I love finding the odd bits that were published by companies, giving ideas about how to use their products.  In this case it was Wright’s Bias Fold Tape, a product that is still being produced.  Today it is a poly cotton blend, and who knows where it is made, but in 1931 Wright’s made tape in silk and cotton, in solid colors and prints.  I tend to accumulate it and have a full rainbow of vintage bias tape, which I do actually use, mainly for Hong Kong finishes.

These two booklets, both published in 1931, show decorative ideas for using the tape.  It wasn’t just for seam finishing and edging.  To me the booklets are especially useful in seeing the types of things that were inspiring home sewers.

Both booklets had pages on decorating pajamas.  What is really interesting is that early 1930s cotton pajamas found today are very often trimmed with bias tape.  This suggestion was obviously a popular one.

Vintage sellers are thrilled when 1930s pajamas come their way, as they are hot items at present.  They are always listed as beach pajamas (or more likely, pyjamas) but I have a feeling that most of them were intended for sleeping or lounging.  But this was the 1930s, and I’m sure many pajamas saw double duty for both beach and bedroom use.

Another place where one sees bias tape used is on children’s clothing.  As most of it was made from cotton, bias tape was perfect to bind the edges and put a bit of decoration on the dress.

Who could resist a bias tape puppy dog?

Aprons and cotton house dresses were another common use of bias tape, though I can’t imagine any woman taking the time and effort to make the one in beige.

I love the floral decorations on that housecoat.

There were suggestions for home decoration.  According to the booklet, this motif is “a fanciful representation of the flight of the eagle.”

Both booklets had suggestions for making and decorating underwear.  This must have been too much trouble, as I really can’t remember ever seeing more than a few homesewn cotton lingerie pieces from this era, and certainly none that were this decorative.

I am always interested to see what things are called, as I’m afraid we tend to use the current names for clothing from the past.  The booklet calls the pink and lavender pieces “chemise combinations” and the two piece sets are called “shorts and brassiere.”

And what about those pink knees!




Filed under Collecting, Sewing

Sewing with Cotton Bags, 1937
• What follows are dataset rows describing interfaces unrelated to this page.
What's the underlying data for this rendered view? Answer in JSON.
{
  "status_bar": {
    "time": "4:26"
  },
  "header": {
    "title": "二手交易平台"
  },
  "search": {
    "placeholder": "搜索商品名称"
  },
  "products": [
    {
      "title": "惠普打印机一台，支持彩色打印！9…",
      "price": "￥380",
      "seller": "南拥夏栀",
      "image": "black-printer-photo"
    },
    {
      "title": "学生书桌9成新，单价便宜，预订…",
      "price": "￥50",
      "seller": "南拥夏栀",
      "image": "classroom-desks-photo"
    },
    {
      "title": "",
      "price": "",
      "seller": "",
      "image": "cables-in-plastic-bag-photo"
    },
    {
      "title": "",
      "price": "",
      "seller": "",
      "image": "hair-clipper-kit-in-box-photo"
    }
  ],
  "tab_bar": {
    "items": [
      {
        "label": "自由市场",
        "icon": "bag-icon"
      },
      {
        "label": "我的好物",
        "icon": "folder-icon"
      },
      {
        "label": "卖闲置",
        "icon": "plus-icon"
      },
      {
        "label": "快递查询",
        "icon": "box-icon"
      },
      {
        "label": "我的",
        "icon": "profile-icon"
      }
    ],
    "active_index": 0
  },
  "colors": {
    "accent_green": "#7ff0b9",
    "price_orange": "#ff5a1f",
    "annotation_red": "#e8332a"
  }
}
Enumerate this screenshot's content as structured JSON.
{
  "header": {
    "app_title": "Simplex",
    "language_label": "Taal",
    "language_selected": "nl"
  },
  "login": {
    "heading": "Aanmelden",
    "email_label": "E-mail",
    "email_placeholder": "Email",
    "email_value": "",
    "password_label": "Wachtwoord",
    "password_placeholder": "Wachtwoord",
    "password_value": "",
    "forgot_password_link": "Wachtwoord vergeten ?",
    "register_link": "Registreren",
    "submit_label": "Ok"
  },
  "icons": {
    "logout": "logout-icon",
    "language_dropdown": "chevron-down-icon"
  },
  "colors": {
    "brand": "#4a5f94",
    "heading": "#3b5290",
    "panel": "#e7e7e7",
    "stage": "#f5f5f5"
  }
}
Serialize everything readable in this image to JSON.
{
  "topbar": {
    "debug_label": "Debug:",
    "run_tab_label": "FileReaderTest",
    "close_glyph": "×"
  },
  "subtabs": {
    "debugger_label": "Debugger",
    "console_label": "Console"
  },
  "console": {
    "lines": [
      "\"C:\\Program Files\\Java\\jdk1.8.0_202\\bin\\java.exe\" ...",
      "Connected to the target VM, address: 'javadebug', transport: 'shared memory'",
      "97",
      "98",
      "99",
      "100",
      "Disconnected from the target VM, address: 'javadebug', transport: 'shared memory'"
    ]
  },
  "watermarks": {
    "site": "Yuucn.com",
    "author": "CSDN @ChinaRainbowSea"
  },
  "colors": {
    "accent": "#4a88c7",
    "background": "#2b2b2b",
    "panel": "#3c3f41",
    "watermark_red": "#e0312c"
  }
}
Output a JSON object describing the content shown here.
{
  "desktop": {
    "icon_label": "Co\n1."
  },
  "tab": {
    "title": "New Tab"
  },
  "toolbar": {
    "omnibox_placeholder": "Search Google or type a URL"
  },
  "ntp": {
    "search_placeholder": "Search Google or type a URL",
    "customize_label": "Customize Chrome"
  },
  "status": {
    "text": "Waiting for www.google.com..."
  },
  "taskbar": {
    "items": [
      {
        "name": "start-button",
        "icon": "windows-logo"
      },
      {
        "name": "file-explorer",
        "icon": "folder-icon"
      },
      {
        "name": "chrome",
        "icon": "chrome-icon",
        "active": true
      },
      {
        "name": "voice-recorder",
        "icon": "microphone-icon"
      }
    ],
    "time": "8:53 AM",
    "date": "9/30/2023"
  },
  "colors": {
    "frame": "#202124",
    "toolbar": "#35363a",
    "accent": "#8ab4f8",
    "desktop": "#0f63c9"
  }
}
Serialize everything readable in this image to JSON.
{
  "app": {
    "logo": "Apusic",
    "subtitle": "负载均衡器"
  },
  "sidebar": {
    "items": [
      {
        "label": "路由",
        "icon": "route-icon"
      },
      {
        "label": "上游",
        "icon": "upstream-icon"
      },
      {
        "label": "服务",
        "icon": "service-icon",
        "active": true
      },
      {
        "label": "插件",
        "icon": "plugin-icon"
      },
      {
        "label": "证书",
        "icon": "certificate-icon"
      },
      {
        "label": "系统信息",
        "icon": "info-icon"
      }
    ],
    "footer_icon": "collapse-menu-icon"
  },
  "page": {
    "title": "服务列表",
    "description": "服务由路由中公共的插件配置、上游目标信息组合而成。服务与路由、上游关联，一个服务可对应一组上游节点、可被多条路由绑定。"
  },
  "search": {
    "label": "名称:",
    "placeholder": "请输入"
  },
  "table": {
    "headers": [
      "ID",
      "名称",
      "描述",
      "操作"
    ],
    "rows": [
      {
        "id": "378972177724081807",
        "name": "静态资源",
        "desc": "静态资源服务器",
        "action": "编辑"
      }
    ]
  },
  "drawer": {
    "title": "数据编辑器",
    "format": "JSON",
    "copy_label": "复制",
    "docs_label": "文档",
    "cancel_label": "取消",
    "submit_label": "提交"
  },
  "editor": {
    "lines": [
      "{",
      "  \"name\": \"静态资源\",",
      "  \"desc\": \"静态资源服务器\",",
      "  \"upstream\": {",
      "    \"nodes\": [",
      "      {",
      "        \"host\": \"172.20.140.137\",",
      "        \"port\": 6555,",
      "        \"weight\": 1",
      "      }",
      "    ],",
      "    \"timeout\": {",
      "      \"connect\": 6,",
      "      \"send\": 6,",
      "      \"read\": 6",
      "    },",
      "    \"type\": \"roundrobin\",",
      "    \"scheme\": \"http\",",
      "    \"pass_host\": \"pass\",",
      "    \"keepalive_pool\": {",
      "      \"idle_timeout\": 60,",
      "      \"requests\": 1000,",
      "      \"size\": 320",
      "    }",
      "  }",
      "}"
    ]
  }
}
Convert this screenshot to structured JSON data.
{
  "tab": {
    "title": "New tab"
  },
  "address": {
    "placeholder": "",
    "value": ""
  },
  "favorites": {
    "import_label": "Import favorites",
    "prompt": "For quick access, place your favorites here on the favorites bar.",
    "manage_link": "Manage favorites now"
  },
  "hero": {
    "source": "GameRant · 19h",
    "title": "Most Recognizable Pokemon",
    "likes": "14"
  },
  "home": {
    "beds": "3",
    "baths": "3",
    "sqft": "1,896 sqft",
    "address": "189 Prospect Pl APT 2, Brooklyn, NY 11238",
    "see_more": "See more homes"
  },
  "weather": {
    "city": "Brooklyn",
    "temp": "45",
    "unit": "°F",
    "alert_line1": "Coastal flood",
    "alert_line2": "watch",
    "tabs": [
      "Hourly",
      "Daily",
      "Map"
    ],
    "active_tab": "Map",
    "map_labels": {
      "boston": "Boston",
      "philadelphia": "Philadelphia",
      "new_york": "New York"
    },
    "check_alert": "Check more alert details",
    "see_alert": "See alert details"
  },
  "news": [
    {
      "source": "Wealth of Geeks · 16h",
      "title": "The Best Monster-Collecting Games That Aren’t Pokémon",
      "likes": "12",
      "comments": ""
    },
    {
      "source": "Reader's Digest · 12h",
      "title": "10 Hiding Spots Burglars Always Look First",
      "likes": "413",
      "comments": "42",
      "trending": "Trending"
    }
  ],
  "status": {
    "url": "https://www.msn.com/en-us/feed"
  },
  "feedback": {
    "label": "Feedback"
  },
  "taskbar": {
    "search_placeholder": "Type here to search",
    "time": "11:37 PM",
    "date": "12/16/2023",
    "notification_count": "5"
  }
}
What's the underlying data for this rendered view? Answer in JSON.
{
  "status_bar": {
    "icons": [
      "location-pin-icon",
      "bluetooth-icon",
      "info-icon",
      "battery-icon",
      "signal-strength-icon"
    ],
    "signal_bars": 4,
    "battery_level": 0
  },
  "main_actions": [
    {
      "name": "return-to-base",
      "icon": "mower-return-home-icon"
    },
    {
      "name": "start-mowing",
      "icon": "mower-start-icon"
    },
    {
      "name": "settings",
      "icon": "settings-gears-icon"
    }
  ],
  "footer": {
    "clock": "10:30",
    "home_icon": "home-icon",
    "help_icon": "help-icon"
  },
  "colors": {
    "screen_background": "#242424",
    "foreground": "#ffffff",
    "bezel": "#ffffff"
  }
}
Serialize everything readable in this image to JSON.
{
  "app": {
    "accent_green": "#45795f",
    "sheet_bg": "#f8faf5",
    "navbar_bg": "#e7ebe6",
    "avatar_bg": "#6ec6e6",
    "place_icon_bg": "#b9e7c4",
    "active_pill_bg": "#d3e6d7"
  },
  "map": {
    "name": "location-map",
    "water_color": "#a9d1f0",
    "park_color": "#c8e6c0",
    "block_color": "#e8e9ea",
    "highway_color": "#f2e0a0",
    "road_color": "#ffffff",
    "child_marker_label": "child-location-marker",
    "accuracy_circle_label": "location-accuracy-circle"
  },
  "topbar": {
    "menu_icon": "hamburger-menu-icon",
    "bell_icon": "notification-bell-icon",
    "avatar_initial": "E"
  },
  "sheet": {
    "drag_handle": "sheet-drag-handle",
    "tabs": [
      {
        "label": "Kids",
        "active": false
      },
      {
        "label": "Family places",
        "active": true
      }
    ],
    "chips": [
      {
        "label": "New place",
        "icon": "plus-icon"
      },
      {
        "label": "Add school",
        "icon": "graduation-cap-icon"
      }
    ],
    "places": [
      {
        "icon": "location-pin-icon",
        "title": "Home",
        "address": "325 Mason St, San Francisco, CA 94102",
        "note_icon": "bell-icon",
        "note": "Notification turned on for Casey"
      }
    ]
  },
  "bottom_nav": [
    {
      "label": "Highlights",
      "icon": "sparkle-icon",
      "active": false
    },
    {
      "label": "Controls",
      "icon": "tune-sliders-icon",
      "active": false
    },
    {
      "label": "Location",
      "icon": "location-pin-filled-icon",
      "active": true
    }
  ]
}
Who better to tell a housewife how to sew with cotton bags than a group representing the makers of them, the Textile Bag Manufacturers Association?  This booklet dates from 1937, but I’ve seen similar ones from as recent as the late 1950s, just as paper bags were replacing the cloth sacks.  Generically known today as feedsacks, these bags are a hot commodity, selling for at least $10 each, and the best ones selling for $50 and even more.  Wouldn’t those thrifty homemakers from the 1930s be shocked to learn that what they got free with a purchase of flour or sugar are going for such prices!

Sewing with Cotton Bags is thirty-two pages of ideas of what to do with all those bags.  It was revised in 1937, but some of the styles are several years older, left over from an earlier edition.  The drawing above shows a woman who is more likely from 1932 than 1937.

The pleated sleeve shown above left was a common sports sleeve, and I’ve seen it as early as 1932.  I love how the booklet declares them to be “stylish” which is much better word in this case than “fashionable”!

The “Simple Sports Ensemble” on the left was a standard of any active woman’s wardrobe from the early 1930s through the 1940s.  This one is probably from 1935 or so, due to the long skirt and the sleeves that are not gathered.  The tennis dress appears to be from around the same time.

Wide legged pajamas were a 1930s standard.  That set on the left was designed for sleeping, but many women took them to the beach as cover ups.

Cotton sacks were not just for clothes.  You could also use them to make your summer cottage more charming.

They also worked well as a table cover.  I can imagine all the great junk that was stored out of sight, behind the feedsacks.

The patterns shown in the booklet could be ordered for ten cents each, or three for twenty-five cents.  Most are for aprons and clothes for small children, but some, like the blouses, were really quite nice, and yes, even stylish.


Filed under Sewing